The Bush administration has authorized a
waiver of immigration rules to allow the resettlement in the United
States of several thousand Burmese refugees of the Karen ethnic group,
now housed in Thailand. The decision came amid reports of a new exodus
of refugees after renewed fighting between Burmese forces and Karen
The decision confirmed by the State Department could mean a new life
in the United States for several thousand Karen refugees who have
languished, in some case for years, in an encampment in Thailand near
the Burmese border.
Until a decision by Secretary of State Condoleezza Rice Wednesday to
invoke a special waver of resettlement rules, the refugees had been
barred from coming to the United States because of their support for
the Karen National Union (KNU), a rebel group fighting the Burmese
The Karen refugees had been snagged by a provision of the
anti-terrorist U.S. Patriot Act and a related law barring entry to
anyone providing material support to a terrorist or armed rebel group.

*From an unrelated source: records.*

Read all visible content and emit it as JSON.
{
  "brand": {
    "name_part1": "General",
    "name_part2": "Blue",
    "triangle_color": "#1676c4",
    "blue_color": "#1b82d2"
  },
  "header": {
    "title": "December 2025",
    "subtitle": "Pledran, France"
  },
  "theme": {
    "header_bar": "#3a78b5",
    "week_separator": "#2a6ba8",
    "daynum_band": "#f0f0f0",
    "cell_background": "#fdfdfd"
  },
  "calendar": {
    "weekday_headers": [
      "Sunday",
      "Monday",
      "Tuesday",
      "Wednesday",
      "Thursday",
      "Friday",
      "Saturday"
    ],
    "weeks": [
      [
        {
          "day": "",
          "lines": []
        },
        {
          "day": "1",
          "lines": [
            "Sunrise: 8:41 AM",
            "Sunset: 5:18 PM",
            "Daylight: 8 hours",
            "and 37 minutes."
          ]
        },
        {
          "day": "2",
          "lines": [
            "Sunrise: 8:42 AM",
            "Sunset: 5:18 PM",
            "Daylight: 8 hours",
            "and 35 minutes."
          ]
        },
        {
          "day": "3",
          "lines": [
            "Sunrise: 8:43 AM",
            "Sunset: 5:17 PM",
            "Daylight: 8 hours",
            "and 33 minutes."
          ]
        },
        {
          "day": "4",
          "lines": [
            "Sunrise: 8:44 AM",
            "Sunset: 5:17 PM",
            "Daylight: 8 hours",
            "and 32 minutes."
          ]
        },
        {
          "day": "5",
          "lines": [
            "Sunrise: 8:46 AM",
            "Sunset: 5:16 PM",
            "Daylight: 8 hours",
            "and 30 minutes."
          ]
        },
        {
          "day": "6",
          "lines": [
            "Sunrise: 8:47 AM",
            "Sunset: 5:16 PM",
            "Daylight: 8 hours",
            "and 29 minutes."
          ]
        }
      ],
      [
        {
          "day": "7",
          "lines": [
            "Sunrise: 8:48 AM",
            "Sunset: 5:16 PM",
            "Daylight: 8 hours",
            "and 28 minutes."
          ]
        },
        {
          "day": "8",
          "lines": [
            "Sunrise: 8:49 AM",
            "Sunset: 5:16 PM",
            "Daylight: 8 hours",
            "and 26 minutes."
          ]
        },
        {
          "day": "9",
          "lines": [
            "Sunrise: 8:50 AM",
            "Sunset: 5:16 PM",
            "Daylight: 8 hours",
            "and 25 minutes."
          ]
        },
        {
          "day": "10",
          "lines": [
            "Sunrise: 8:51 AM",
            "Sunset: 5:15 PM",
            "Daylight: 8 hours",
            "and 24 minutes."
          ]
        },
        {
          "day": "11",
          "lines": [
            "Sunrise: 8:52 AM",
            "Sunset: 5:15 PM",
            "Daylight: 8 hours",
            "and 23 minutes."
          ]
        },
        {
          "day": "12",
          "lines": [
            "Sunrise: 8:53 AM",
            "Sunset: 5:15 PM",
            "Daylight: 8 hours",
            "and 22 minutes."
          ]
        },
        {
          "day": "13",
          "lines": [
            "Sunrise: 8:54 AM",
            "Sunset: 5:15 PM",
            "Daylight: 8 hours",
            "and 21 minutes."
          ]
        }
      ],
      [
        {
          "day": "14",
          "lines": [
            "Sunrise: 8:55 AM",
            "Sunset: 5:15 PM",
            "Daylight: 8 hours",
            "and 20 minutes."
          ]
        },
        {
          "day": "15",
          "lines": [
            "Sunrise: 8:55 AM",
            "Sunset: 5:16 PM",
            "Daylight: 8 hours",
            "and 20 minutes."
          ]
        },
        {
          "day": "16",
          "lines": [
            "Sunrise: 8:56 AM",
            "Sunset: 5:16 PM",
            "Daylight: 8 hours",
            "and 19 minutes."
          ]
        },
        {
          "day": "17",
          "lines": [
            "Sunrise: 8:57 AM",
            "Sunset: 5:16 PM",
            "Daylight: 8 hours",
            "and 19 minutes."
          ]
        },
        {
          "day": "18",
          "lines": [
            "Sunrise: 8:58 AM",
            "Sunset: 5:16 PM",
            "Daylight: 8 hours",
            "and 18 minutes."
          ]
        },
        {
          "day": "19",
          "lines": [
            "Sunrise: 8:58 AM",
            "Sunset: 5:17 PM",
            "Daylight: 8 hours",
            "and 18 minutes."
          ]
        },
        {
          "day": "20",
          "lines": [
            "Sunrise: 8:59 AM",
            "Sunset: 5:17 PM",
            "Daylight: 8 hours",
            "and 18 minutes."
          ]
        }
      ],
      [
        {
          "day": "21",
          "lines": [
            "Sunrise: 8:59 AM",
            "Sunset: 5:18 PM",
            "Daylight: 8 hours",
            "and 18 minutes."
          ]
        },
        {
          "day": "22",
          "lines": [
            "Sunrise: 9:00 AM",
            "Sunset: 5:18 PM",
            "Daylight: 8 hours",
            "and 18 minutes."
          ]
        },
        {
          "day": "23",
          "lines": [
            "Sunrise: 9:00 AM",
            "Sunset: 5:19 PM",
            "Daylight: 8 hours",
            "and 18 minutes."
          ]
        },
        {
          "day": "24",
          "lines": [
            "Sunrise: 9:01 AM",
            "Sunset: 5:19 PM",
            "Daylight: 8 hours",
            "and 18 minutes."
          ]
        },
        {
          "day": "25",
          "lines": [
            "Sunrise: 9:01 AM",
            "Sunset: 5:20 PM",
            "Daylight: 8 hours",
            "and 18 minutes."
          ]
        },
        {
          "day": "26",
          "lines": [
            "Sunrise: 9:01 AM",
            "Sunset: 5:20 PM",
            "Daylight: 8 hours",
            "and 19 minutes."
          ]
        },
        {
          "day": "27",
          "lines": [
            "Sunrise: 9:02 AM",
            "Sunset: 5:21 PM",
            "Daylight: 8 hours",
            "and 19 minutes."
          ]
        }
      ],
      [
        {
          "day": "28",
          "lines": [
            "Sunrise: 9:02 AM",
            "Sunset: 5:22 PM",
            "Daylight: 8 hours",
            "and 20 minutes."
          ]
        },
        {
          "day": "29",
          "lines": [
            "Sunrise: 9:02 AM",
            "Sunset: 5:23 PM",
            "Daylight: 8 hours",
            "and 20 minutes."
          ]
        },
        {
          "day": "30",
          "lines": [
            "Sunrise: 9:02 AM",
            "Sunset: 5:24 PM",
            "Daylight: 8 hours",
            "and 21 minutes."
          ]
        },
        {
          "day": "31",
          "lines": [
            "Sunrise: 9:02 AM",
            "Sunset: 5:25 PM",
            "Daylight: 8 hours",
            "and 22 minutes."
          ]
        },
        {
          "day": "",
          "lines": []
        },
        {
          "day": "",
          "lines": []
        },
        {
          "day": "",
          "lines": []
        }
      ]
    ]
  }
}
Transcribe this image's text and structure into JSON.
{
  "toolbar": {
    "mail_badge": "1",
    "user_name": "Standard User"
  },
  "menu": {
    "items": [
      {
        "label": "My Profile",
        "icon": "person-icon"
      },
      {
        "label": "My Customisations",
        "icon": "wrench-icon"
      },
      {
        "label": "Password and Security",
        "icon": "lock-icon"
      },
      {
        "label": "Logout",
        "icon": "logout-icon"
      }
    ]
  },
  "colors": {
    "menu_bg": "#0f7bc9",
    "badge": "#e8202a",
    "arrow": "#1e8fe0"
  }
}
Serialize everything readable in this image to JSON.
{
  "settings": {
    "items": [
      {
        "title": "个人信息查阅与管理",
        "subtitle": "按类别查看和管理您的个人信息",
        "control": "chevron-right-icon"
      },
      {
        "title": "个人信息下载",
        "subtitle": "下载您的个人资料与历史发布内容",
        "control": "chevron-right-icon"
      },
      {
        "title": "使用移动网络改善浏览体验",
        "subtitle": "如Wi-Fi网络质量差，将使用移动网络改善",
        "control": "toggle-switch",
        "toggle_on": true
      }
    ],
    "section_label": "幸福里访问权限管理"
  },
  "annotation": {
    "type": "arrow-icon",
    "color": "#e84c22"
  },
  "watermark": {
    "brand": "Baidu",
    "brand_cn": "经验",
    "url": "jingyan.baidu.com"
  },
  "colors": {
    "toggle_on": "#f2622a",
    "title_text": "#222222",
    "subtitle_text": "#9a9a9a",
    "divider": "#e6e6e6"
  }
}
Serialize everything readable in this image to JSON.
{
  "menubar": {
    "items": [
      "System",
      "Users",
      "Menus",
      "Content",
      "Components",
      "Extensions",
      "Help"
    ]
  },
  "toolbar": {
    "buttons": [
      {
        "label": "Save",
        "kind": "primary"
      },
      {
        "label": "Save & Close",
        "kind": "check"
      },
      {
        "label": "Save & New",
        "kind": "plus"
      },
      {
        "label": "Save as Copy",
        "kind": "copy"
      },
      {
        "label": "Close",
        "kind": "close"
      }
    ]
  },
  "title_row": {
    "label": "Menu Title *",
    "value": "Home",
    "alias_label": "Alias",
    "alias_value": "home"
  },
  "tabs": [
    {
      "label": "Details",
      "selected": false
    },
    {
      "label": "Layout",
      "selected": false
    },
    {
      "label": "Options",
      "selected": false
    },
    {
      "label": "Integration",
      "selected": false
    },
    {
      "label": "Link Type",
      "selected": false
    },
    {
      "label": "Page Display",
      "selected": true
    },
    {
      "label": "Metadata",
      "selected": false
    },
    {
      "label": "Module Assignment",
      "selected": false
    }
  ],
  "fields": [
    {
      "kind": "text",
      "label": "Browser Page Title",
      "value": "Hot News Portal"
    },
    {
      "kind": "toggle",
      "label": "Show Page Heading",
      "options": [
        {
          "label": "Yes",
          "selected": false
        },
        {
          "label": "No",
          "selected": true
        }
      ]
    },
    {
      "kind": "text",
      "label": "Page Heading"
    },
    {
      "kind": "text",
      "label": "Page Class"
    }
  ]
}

At a news briefing, State Department Spokesman Sean McCormack said
as many as 9,300 Karen refugees at the Tham Hin camp in Thailand could
be affected by the decision, but that actual combatants or members of
the Karen National Union would not be eligible:
“This waiver is not a guarantee that individuals might be resettled
in the United States, but merely something that allows the Department
of Homeland Security to consider them as potentially eligible, even
though they might be considered under the law to have provided what is
referred to as material support, which is the term under the law,” he
The waiver granted by Secretary Rice is narrowly focused and does
not apply to other Karen refugees in the region, or refugees of other
nationalities whose bids to enter the United States have been blocked
by the same technicalities.
Refugee advocate groups, including Refugees International, have
welcomed the U.S. waiver as a breakthrough, albeit a limited one.
News reports say several thousand more Karen refugees have fled
Burma for Thailand in recent weeks after renewed fighting between
forces of the Burmese military junta and the rebels.
The Karen have been fighting the Rangoon government for decades in a
quest for autonomy and the new fighting came despite a truce accord
reached two years ago.
The New York-based group Human Rights Watch said Wednesday the U.N.
Security Council should urgently respond to the Burmese military drive,
which it said has displaced more than 10,000 villagers since November.
Human Rights Watch said Burmese civilians seeking refuge in Thailand
have been put at grave risk by landmines planted by the Burmese army
along the border.